Everything from the line with "Enumerate this screenshot's" to the end of the entries should be set down exactly, except the pictures.

Start of Listed records

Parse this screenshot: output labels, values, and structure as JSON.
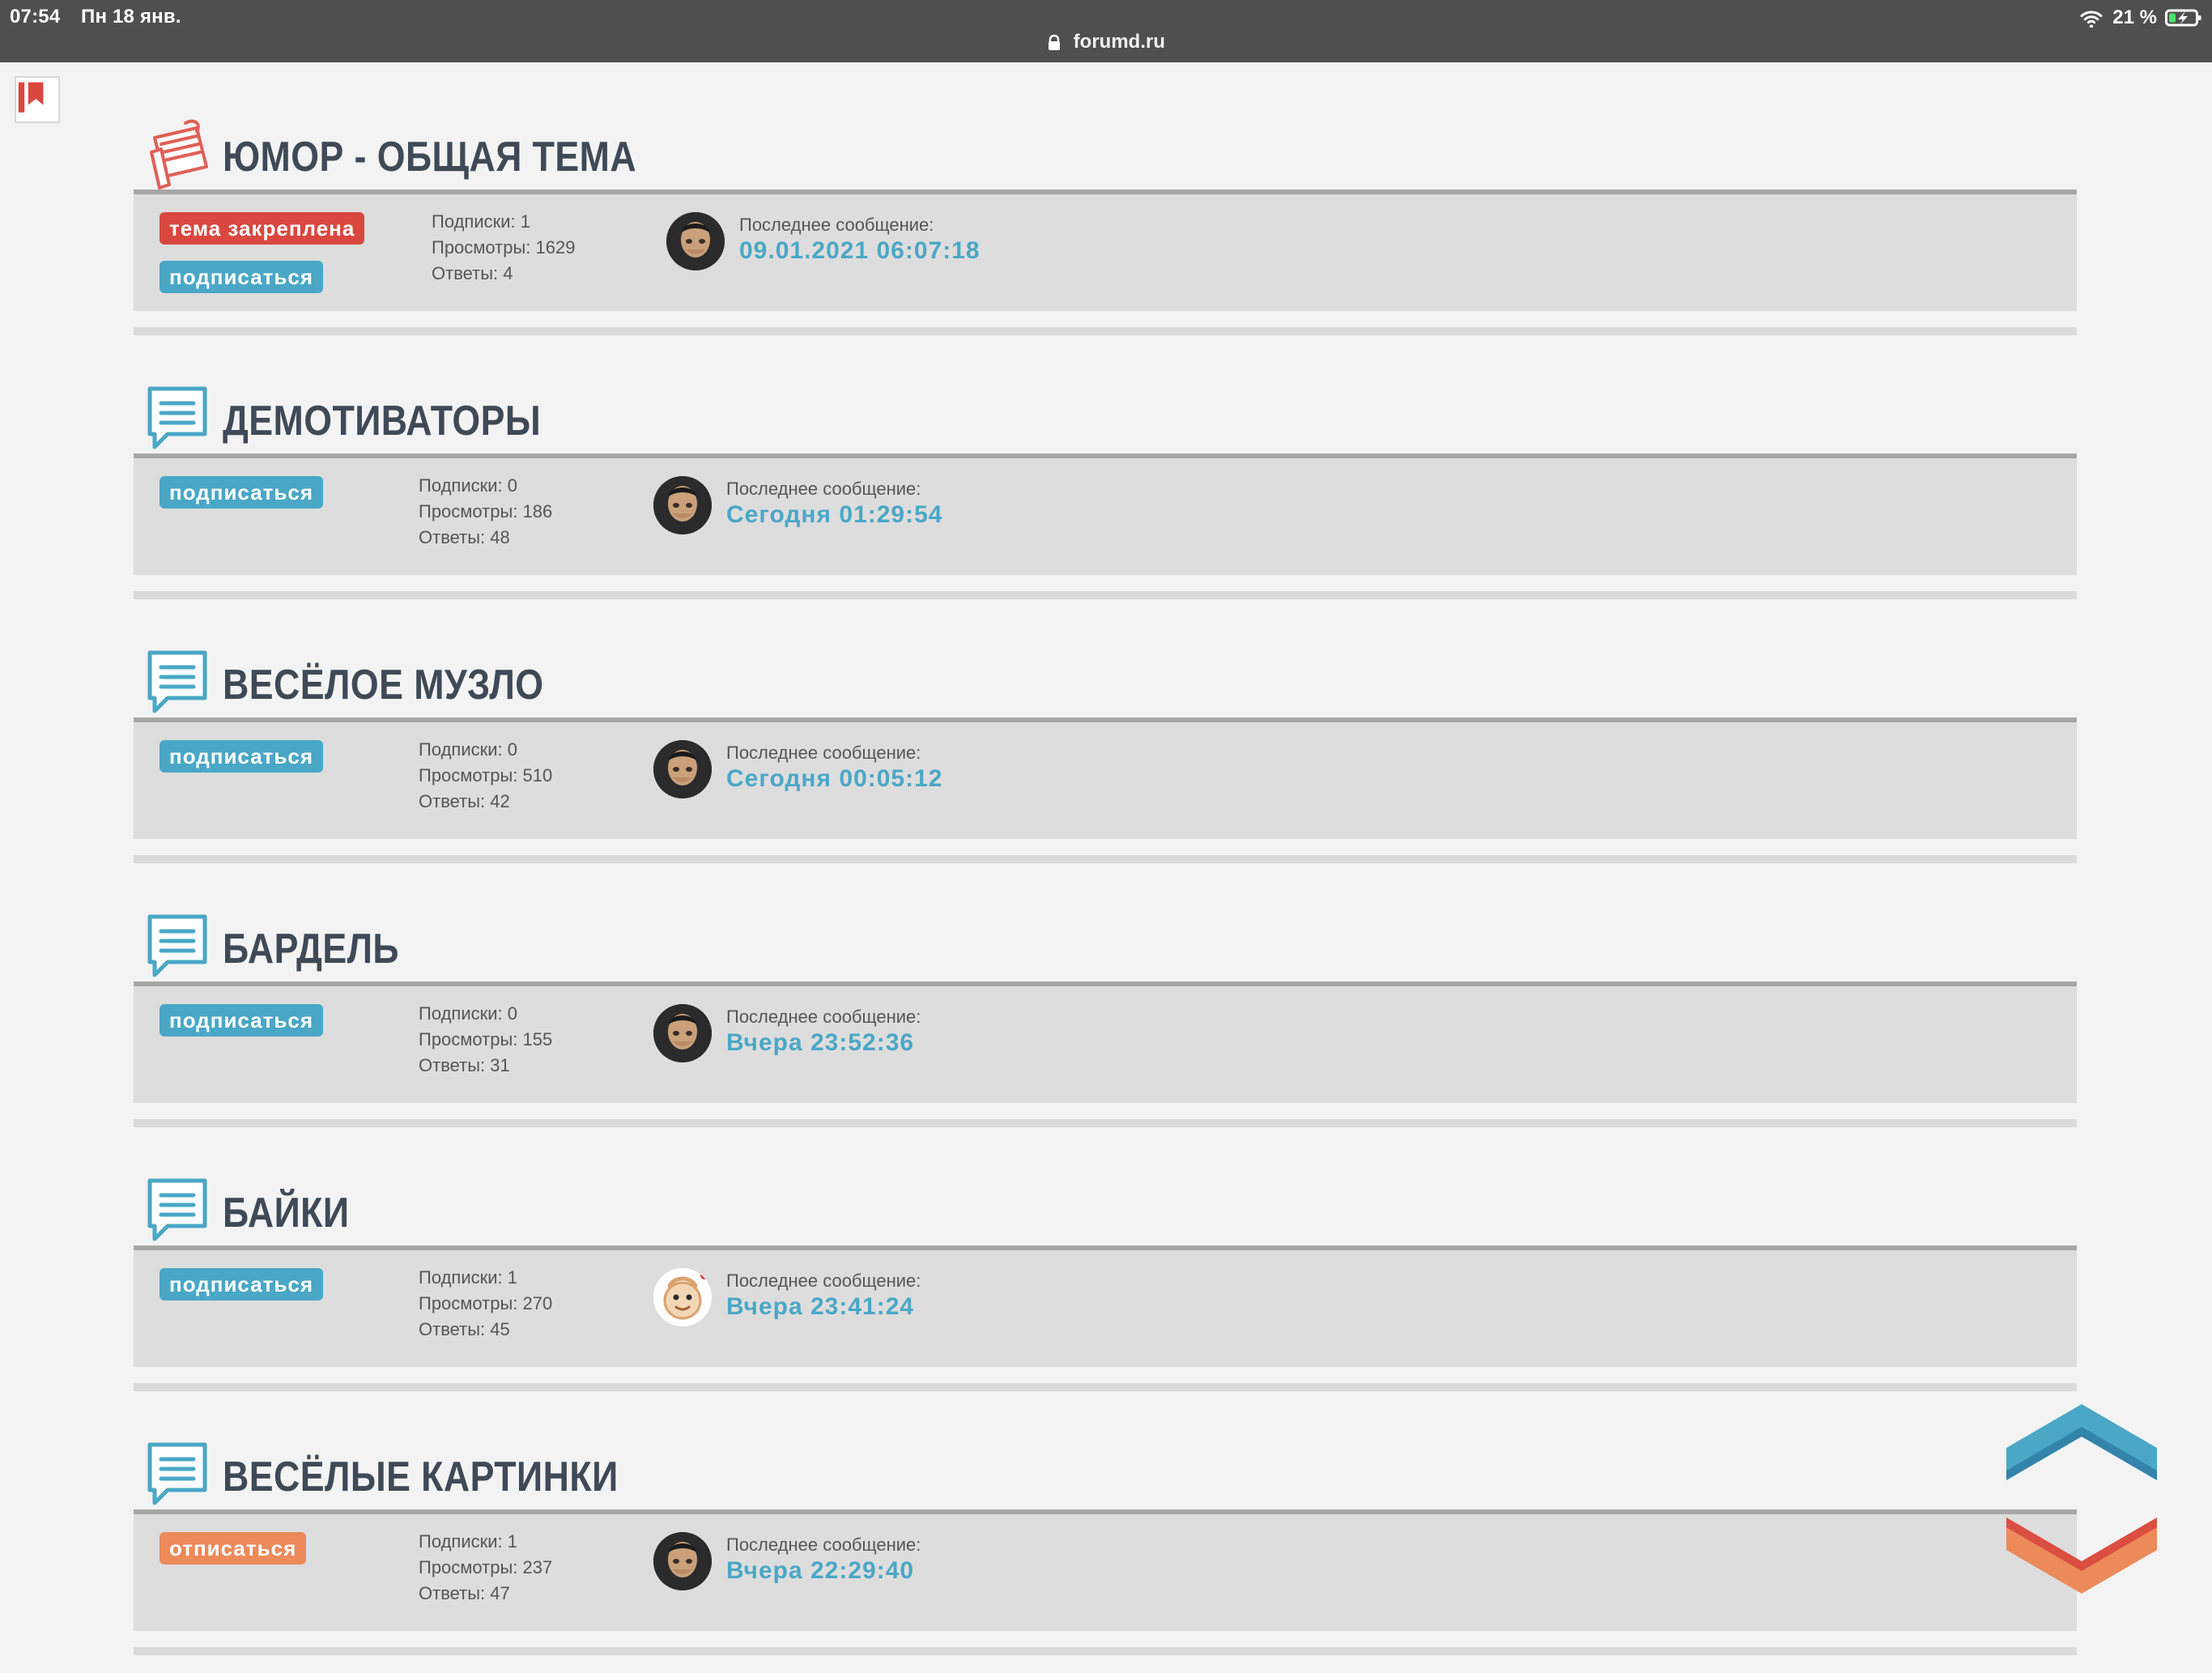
{
  "statusbar": {
    "time": "07:54",
    "date": "Пн 18 янв.",
    "battery_percent": "21 %"
  },
  "addressbar": {
    "domain": "forumd.ru"
  },
  "labels": {
    "subs_prefix": "Подписки: ",
    "views_prefix": "Просмотры: ",
    "replies_prefix": "Ответы: ",
    "last_message": "Последнее сообщение:"
  },
  "topics": [
    {
      "title": "ЮМОР - ОБЩАЯ ТЕМА",
      "icon": "notes-icon",
      "badges": [
        {
          "type": "pinned",
          "label": "тема закреплена",
          "interactable": false
        },
        {
          "type": "subscribe",
          "label": "подписаться",
          "interactable": true
        }
      ],
      "subscriptions": "1",
      "views": "1629",
      "replies": "4",
      "last_time": "09.01.2021 06:07:18",
      "avatar": "man"
    },
    {
      "title": "ДЕМОТИВАТОРЫ",
      "icon": "chat-icon",
      "badges": [
        {
          "type": "subscribe",
          "label": "подписаться",
          "interactable": true
        }
      ],
      "subscriptions": "0",
      "views": "186",
      "replies": "48",
      "last_time": "Сегодня 01:29:54",
      "avatar": "man"
    },
    {
      "title": "ВЕСЁЛОЕ МУЗЛО",
      "icon": "chat-icon",
      "badges": [
        {
          "type": "subscribe",
          "label": "подписаться",
          "interactable": true
        }
      ],
      "subscriptions": "0",
      "views": "510",
      "replies": "42",
      "last_time": "Сегодня 00:05:12",
      "avatar": "man"
    },
    {
      "title": "БАРДЕЛЬ",
      "icon": "chat-icon",
      "badges": [
        {
          "type": "subscribe",
          "label": "подписаться",
          "interactable": true
        }
      ],
      "subscriptions": "0",
      "views": "155",
      "replies": "31",
      "last_time": "Вчера 23:52:36",
      "avatar": "man"
    },
    {
      "title": "БАЙКИ",
      "icon": "chat-icon",
      "badges": [
        {
          "type": "subscribe",
          "label": "подписаться",
          "interactable": true
        }
      ],
      "subscriptions": "1",
      "views": "270",
      "replies": "45",
      "last_time": "Вчера 23:41:24",
      "avatar": "cartoon"
    },
    {
      "title": "ВЕСЁЛЫЕ КАРТИНКИ",
      "icon": "chat-icon",
      "badges": [
        {
          "type": "unsubscribe",
          "label": "отписаться",
          "interactable": true
        }
      ],
      "subscriptions": "1",
      "views": "237",
      "replies": "47",
      "last_time": "Вчера 22:29:40",
      "avatar": "man"
    }
  ],
  "nav": {
    "scroll_up_icon": "chevron-up-icon",
    "scroll_down_icon": "chevron-down-icon"
  },
  "colors": {
    "blue": "#4aa7c6",
    "red": "#d9473f",
    "orange": "#ec8a5a",
    "panel": "#dddddd",
    "page": "#f3f3f3"
  }
}
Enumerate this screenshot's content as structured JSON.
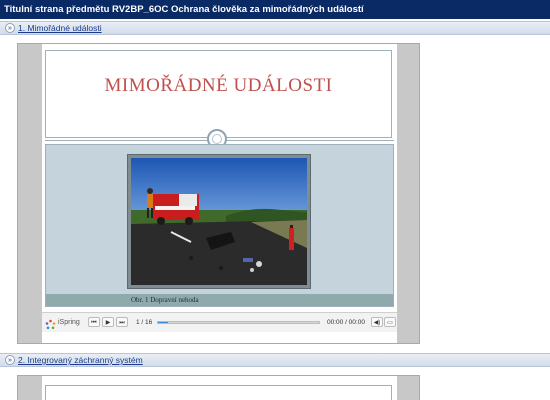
{
  "window": {
    "title": "Titulní strana předmětu RV2BP_6OC Ochrana člověka za mimořádných událostí"
  },
  "sections": [
    {
      "toggle": "»",
      "title": "1. Mimořádné události",
      "slide": {
        "heading": "MIMOŘÁDNÉ UDÁLOSTI",
        "image": "road-accident-photo",
        "caption": "Obr. 1  Dopravní nehoda"
      },
      "player": {
        "logo": "iSpring",
        "slide_counter": "1 / 16",
        "progress": 0.06,
        "time": "00:00 / 00:00"
      }
    },
    {
      "toggle": "»",
      "title": "2. Integrovaný záchranný systém"
    }
  ],
  "colors": {
    "titlebar": "#0a2a66",
    "heading": "#c0504d",
    "progress": "#3d8bd8"
  }
}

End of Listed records

- [Your response]:
Enumerate this screenshot's content as structured JSON.
{
  "window": {
    "title": "Titulní strana předmětu RV2BP_6OC Ochrana člověka za mimořádných událostí"
  },
  "sections": [
    {
      "toggle": "»",
      "title": "1. Mimořádné události",
      "slide": {
        "heading": "MIMOŘÁDNÉ UDÁLOSTI",
        "image": "road-accident-photo",
        "caption": "Obr. 1  Dopravní nehoda"
      },
      "player": {
        "logo": "iSpring",
        "slide_counter": "1 / 16",
        "progress": 0.06,
        "time": "00:00 / 00:00"
      }
    },
    {
      "toggle": "»",
      "title": "2. Integrovaný záchranný systém"
    }
  ],
  "colors": {
    "titlebar": "#0a2a66",
    "heading": "#c0504d",
    "progress": "#3d8bd8"
  }
}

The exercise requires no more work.